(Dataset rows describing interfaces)
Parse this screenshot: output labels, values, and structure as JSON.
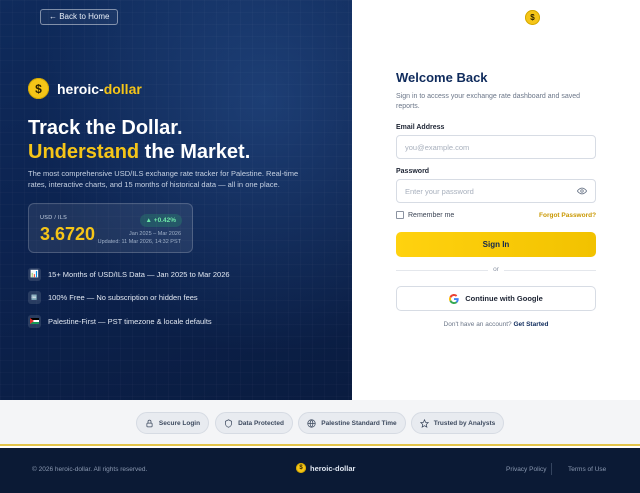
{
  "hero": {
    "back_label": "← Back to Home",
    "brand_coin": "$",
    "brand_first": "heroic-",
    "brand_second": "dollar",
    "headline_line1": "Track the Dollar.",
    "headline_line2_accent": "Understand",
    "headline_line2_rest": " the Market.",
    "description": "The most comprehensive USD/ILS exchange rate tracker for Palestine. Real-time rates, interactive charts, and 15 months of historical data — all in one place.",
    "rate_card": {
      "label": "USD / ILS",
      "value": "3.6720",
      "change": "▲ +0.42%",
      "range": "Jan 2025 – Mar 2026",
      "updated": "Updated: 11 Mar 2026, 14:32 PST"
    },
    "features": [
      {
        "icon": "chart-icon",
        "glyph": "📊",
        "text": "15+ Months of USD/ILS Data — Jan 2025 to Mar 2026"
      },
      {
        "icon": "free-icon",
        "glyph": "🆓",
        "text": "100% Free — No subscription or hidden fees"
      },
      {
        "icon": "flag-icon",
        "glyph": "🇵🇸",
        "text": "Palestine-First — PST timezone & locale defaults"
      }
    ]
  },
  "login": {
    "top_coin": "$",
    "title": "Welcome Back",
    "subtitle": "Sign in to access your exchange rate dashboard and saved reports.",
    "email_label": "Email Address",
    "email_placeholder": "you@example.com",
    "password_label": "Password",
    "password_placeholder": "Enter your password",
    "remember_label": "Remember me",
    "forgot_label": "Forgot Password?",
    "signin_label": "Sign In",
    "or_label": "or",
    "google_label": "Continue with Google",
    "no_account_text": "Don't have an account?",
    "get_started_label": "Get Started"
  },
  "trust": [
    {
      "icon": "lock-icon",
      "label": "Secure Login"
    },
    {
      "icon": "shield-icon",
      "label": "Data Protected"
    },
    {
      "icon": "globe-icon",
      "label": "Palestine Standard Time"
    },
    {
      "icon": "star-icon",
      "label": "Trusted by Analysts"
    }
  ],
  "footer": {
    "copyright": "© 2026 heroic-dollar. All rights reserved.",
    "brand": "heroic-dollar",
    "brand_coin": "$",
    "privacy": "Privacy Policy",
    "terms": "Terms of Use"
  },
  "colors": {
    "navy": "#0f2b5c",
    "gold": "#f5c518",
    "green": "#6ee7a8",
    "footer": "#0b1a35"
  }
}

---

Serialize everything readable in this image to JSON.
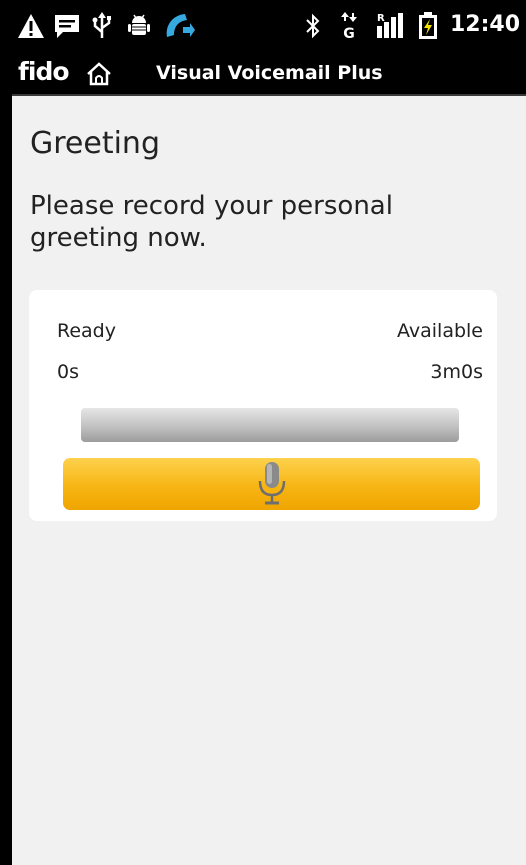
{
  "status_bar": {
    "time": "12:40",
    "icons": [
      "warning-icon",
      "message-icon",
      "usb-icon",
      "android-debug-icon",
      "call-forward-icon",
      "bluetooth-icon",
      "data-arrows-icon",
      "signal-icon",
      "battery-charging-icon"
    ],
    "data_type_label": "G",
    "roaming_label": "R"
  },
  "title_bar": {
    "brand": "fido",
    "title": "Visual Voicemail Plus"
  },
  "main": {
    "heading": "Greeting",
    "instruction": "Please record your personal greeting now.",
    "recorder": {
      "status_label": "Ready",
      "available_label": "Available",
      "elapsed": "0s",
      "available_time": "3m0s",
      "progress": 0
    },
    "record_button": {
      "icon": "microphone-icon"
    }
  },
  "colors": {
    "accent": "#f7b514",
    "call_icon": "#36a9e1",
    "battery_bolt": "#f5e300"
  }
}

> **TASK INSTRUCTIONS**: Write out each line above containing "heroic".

> **SOLUTION**:
    "brand_first": "heroic-",
    "copyright": "© 2026 heroic-dollar. All rights reserved.",
    "brand": "heroic-dollar",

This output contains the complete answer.